Making use of a low-cost GPS receiver, an advanced orbit determination and orbit prediction system assures, that precise position and velocity data are available on-board, even in the absence of GPS measurements. The system is also capable to estimate mean orbital elements in the form of standard Two Line Elements. This enables a novel concept for combined ground-space autonomy. Furthermore, shadow transit times and ground station contact times are computed autonomously onboard and thus demonstrate the high potential of increased autonomy for satellite operations.
Following a smooth initialization some days after launch it was possible to determine the current orbit position on board of the satellite with an accuracy of 10 m in any direction. The comparison of the orbit positions given by the satellite and the ones retrieved at GSOC by means of an independent orbit determination and a highly precise orbit modeling served as a proof of this capacity. Currently a position accuracy of 5 m is obtained in all axes. The BIRD On-Board Navigation System is currently used for routine on-board orbit determination and generation of Two Line Elements.
For a group of remote sensing tasks, like disaster warning and hazard detection a quick classification and a short response time is required. Therefore a high level data processing chain on-board the satellite would be very useful. Today’s powerful processing technologies allow to implement the processes of data pre-processing, calibration, correction of distortions, feature extraction and classification on-board of the satellite. Additionally a learning system is implemented on-board of the BIRD satellite. The thematic data reduction on board of BIRD are made by a multi-spectral supervised classification basing on the neural network processor NI1000. This neuronal network is able to "learn" on-board BIRD by an upload of learning vectors.
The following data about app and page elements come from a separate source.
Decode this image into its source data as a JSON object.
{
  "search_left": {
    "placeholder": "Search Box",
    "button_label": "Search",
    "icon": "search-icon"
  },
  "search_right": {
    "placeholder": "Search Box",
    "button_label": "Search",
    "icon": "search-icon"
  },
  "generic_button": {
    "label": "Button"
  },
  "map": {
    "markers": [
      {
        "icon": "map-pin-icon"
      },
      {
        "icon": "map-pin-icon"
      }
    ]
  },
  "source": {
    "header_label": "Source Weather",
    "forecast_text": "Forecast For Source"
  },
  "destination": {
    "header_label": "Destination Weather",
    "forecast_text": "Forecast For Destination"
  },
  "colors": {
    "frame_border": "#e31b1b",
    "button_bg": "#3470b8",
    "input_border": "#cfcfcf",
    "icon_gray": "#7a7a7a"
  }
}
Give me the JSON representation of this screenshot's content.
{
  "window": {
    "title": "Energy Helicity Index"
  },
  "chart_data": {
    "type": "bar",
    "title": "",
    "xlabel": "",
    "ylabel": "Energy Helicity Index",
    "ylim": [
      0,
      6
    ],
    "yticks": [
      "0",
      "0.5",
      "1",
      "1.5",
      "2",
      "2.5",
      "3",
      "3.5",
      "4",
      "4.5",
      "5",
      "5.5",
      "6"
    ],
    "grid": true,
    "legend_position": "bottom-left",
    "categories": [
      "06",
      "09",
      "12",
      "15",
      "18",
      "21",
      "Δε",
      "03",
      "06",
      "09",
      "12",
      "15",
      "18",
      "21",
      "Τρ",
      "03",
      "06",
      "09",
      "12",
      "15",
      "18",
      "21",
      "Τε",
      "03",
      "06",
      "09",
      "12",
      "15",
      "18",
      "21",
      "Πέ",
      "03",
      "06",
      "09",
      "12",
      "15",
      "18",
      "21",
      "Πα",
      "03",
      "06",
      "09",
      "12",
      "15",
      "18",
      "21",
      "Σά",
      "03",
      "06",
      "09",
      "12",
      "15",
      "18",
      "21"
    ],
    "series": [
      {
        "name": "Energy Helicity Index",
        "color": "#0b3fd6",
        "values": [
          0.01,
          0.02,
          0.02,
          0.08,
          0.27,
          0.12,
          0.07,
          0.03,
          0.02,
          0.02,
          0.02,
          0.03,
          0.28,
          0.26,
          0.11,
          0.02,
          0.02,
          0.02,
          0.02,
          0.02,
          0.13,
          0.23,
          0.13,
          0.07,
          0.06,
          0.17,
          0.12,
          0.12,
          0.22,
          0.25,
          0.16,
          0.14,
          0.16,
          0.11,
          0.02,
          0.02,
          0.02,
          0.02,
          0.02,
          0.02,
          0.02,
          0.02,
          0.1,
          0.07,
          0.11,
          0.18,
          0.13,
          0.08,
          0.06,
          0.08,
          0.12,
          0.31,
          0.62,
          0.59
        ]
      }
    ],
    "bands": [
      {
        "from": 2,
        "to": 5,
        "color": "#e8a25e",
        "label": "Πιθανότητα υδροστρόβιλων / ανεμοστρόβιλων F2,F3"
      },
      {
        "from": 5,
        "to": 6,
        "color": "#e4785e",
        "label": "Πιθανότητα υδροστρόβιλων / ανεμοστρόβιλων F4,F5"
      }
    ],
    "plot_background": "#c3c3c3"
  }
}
June 14 2002 for the first time on board of the BIRD satellite a scene was classified by means of the neural network classification experiment. For this the classes water, warm clouds, cold clouds, fire, land surface, and non-classifiable were defined. The clas-sificator was “teached and trained” from ground. In follow-up experiments the working method of the neural network classificator was investigated and demonstrated.
The basic idea of the Experimental Ground Station consists in the philosophy to give the user only regionally limited data, for which a high performance ground station is not necessary. A common PC with a Pentium class CPU is used for data reception and processing as well as for commanding. Most of the base-band-hardware is built into the PC. The software for the downlink is intended to receive, display and store payload and housekeeping data. Payload data can be processed with a separate software developed by DLR. In case of detected anomalies, alarm messages can be forwarded. Automatic update of two line elements directly from the BIRD satellite will be possible.
The ground station receives and processes BIRD data. The housekeeping data are visible on-line when being received. The received payload-data (image data) can be decommuted, pre-processed, and displayed in a quick-look mode almost in real time.
Seven new micro-satellite technologies were tested successfully in space. The BIRD spacecraft bus is a new adaptive platform for further science or Earth watch missions supplementing already planned missions. The ground station demonstrates the advanced conception for a user oriented data reception and processing system without any delay.